Managing Editor, SelfCare

In 2014 SelfCare will begin a fourth year of publication. Since its foundation the journal has covered a broad range of issues – reflecting the enormous scope of subjects for which the concept of self-care has relevance. As with all journals, we can never predict with certainty what we will publish in the future, since this relies in part on the submissions we receive and how these fare with our reviewers. However your editors have identified a number of themes which we will cover in 2014 with invited articles and opinion papers. By briefly introducing some of these here, we hope to encourage submissions on the same themes, creating the potential for in-depth coverage of a subject. We also welcome suggestions for themes – especially from those with specialist knowledge of, or a passion for, a particular aspect of self-care. Themes identified so far include:
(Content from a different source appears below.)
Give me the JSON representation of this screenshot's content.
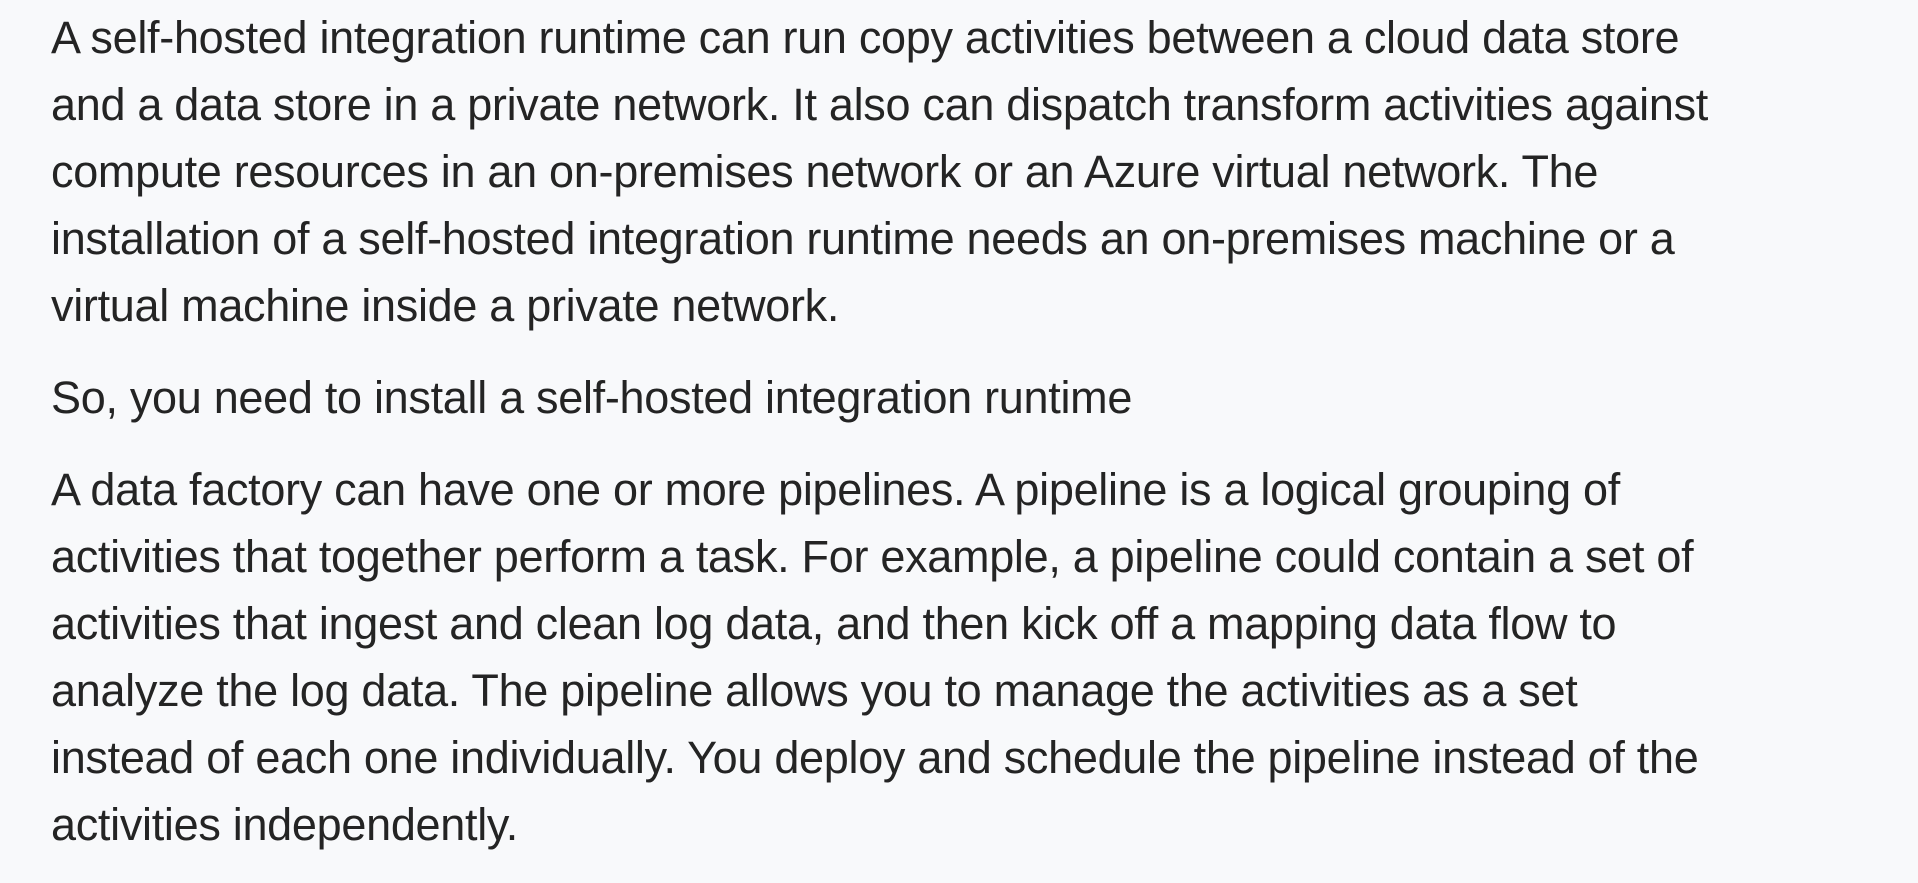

  • Behavioural aspects of self-care. The willingness and ability to practise self-care is profoundly influenced by an individual’s knowledge, personality and beliefs as well as by the health delivery systems and professionals with which they interact. What determines behaviour is complex and we aim to explore what is known and suggest areas for future research.
  • Technology and self-care. There has been an exponential growth in tools available to consumers to measure and monitor their health and to encourage healthy lifestyle choices. Are we witnessing the beginnings of a technology-driven self-care revolution? We plan to publish reviews of the developing technologies and what these might mean for the future.
  • Regulation of self-care. The pace of change in providing access to medicines for self-management of disease has slowed in recent years on both sides of the Atlantic. Is this appropriate? Or does it reflect regulatory systems that are failing to recognise the potential for self-care to contribute to public health? We will continue to publish articles and reports from meetings where regulators and industry debate these issues.
  • Self-care in developed and developing economies. The relevance of self-care to health is global, but the particular strategies needed may be dependent on local culture, practices and infrastructure. In 2014 we will invite contributions from those with different perspectives from around the world.

In parallel with developing these themes, we plan to encourage more interaction with the community of professionals involved in self-care. No one group of healthcare professionals ‘owns’ self-care, and this can be both a strength and a weakness. It can be destructive and confusing when healthcare professionals disagree on elements of self-care, but conversely it can be very powerful when disparate groups come together and agree common messages.SelfCare plans to introduce a forum for professionals to express views on what they read in the journal and more generally on the evolving self-care environment. In turn we expect this to identify themes and topics which the journal will explore in published content.

Arguably, self-care has never been more relevant for global health. We hope these developments will continue to position SelfCare as the home of evidence and opinion on self-care in all its guises.

Correspondence to: